Congressman Latham has maintained an impeccable record in Washington, and so he seems the logical choice when nominated by his friend, President Scott, to become the next secretary of state. His confirmation hearings appear to be a formality until rumors emerge of sexual misconduct and influence peddling. Then, early one morning, he is found shot to death, an apparent suicide.
Nobody close to Paul Latham believes his demise a suicide; there are just too many questions left unanswered. Why would he kill himself, and why would he do it in a public place? Why was there no suicide note? Where did he get the gun? Where is Latham's appointment secretary, Marge Edwards? So Latham's close friend lawyer-professor Mackensie Smith goes about uncovering the truth. In the process he unearths connections to the CIA, businessman Warren Brazier, Russian communists, and a shady private detective.

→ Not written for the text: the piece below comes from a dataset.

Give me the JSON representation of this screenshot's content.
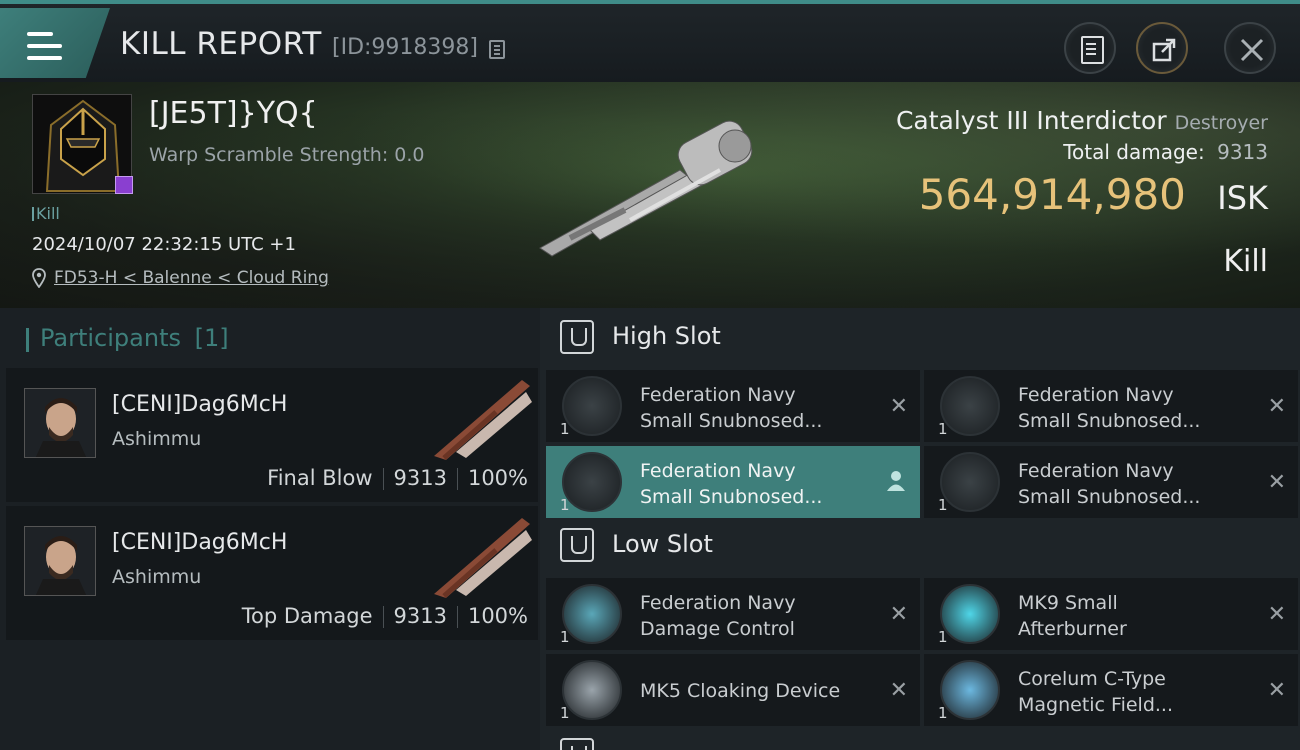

Eventually Smith's own life is threatened, leading him to a dramatic and shocking truth.
Murder in the House is a story about the webs of influence people weave to protect their interests, and about those innocent people who, by accident or design, get caught in these webs. It is the story of the abuse of power for personal gain, and of the increasing influence that the global economy has on the way our nation is being run.
Margaret Truman, with her intricate know-ledge of the political, social, and practical workings of Washington, masterfully explores these connections in this highly suspenseful tale of intrigue, deception, and murderous intent.